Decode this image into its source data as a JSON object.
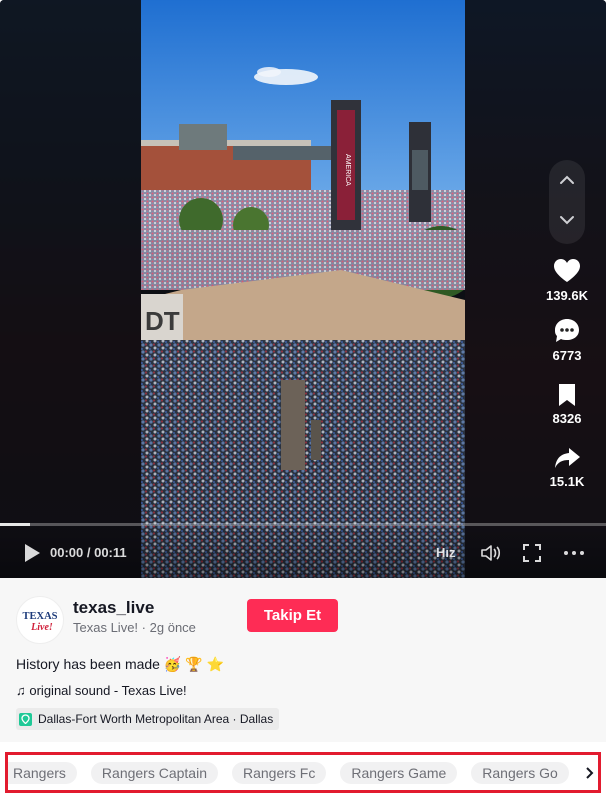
{
  "player": {
    "time": "00:00 / 00:11",
    "progress_fraction": 0.05,
    "speed_label": "Hız",
    "actions": {
      "like_count": "139.6K",
      "comment_count": "6773",
      "save_count": "8326",
      "share_count": "15.1K"
    },
    "scene_text": {
      "stadium_tower_sign": "AMERICA",
      "building_letters": "DT"
    }
  },
  "author": {
    "logo_text": "TEXAS Live!",
    "username": "texas_live",
    "display_name": "Texas Live!",
    "separator": "·",
    "posted": "2g önce",
    "follow_label": "Takip Et"
  },
  "post": {
    "caption": "History has been made 🥳 🏆 ⭐",
    "sound_icon": "♫",
    "sound": "original sound - Texas Live!",
    "location": "Dallas-Fort Worth Metropolitan Area · Dallas"
  },
  "related_tags": [
    "Rangers",
    "Rangers Captain",
    "Rangers Fc",
    "Rangers Game",
    "Rangers Go"
  ],
  "colors": {
    "follow_button": "#fe2c55",
    "highlight_border": "#e21b2f",
    "location_pin": "#20c997"
  }
}
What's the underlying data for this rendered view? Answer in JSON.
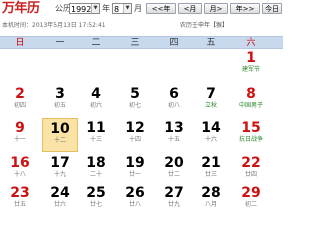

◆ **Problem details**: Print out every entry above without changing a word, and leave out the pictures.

◆ **Solution**:
Decode this image into its source data as a JSON object.
{
  "player": {
    "time": "00:00 / 00:11",
    "progress_fraction": 0.05,
    "speed_label": "Hız",
    "actions": {
      "like_count": "139.6K",
      "comment_count": "6773",
      "save_count": "8326",
      "share_count": "15.1K"
    },
    "scene_text": {
      "stadium_tower_sign": "AMERICA",
      "building_letters": "DT"
    }
  },
  "author": {
    "logo_text": "TEXAS Live!",
    "username": "texas_live",
    "display_name": "Texas Live!",
    "separator": "·",
    "posted": "2g önce",
    "follow_label": "Takip Et"
  },
  "post": {
    "caption": "History has been made 🥳 🏆 ⭐",
    "sound_icon": "♫",
    "sound": "original sound - Texas Live!",
    "location": "Dallas-Fort Worth Metropolitan Area · Dallas"
  },
  "related_tags": [
    "Rangers",
    "Rangers Captain",
    "Rangers Fc",
    "Rangers Game",
    "Rangers Go"
  ],
  "colors": {
    "follow_button": "#fe2c55",
    "highlight_border": "#e21b2f",
    "location_pin": "#20c997"
  }
}
What's the underlying data for this rendered view? Answer in JSON.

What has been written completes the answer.